[Items from a dataset]

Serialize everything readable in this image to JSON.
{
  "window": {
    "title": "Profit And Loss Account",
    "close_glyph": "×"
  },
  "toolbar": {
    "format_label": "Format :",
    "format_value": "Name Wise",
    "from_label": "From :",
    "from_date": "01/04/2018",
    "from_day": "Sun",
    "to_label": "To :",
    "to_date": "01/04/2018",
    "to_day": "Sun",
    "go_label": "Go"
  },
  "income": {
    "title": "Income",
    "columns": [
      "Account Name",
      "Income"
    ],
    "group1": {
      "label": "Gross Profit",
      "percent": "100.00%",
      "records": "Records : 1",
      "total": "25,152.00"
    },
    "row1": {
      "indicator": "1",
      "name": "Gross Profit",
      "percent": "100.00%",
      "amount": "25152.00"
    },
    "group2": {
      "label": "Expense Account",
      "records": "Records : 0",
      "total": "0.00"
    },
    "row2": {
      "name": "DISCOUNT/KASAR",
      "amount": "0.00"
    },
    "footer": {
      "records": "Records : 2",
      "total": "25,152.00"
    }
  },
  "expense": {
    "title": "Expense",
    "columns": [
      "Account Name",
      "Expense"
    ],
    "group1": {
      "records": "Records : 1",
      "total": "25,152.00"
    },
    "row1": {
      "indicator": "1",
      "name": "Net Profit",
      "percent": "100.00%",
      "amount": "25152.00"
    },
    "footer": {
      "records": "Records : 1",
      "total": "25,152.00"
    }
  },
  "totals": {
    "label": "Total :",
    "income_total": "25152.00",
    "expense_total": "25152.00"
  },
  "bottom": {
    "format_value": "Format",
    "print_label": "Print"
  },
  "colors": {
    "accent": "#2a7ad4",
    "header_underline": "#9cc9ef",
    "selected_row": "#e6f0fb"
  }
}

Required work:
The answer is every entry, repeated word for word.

Written solution:
Serialize everything readable in this image to JSON.
{
  "window": {
    "title": "Profit And Loss Account",
    "close_glyph": "×"
  },
  "toolbar": {
    "format_label": "Format :",
    "format_value": "Name Wise",
    "from_label": "From :",
    "from_date": "01/04/2018",
    "from_day": "Sun",
    "to_label": "To :",
    "to_date": "01/04/2018",
    "to_day": "Sun",
    "go_label": "Go"
  },
  "income": {
    "title": "Income",
    "columns": [
      "Account Name",
      "Income"
    ],
    "group1": {
      "label": "Gross Profit",
      "percent": "100.00%",
      "records": "Records : 1",
      "total": "25,152.00"
    },
    "row1": {
      "indicator": "1",
      "name": "Gross Profit",
      "percent": "100.00%",
      "amount": "25152.00"
    },
    "group2": {
      "label": "Expense Account",
      "records": "Records : 0",
      "total": "0.00"
    },
    "row2": {
      "name": "DISCOUNT/KASAR",
      "amount": "0.00"
    },
    "footer": {
      "records": "Records : 2",
      "total": "25,152.00"
    }
  },
  "expense": {
    "title": "Expense",
    "columns": [
      "Account Name",
      "Expense"
    ],
    "group1": {
      "records": "Records : 1",
      "total": "25,152.00"
    },
    "row1": {
      "indicator": "1",
      "name": "Net Profit",
      "percent": "100.00%",
      "amount": "25152.00"
    },
    "footer": {
      "records": "Records : 1",
      "total": "25,152.00"
    }
  },
  "totals": {
    "label": "Total :",
    "income_total": "25152.00",
    "expense_total": "25152.00"
  },
  "bottom": {
    "format_value": "Format",
    "print_label": "Print"
  },
  "colors": {
    "accent": "#2a7ad4",
    "header_underline": "#9cc9ef",
    "selected_row": "#e6f0fb"
  }
}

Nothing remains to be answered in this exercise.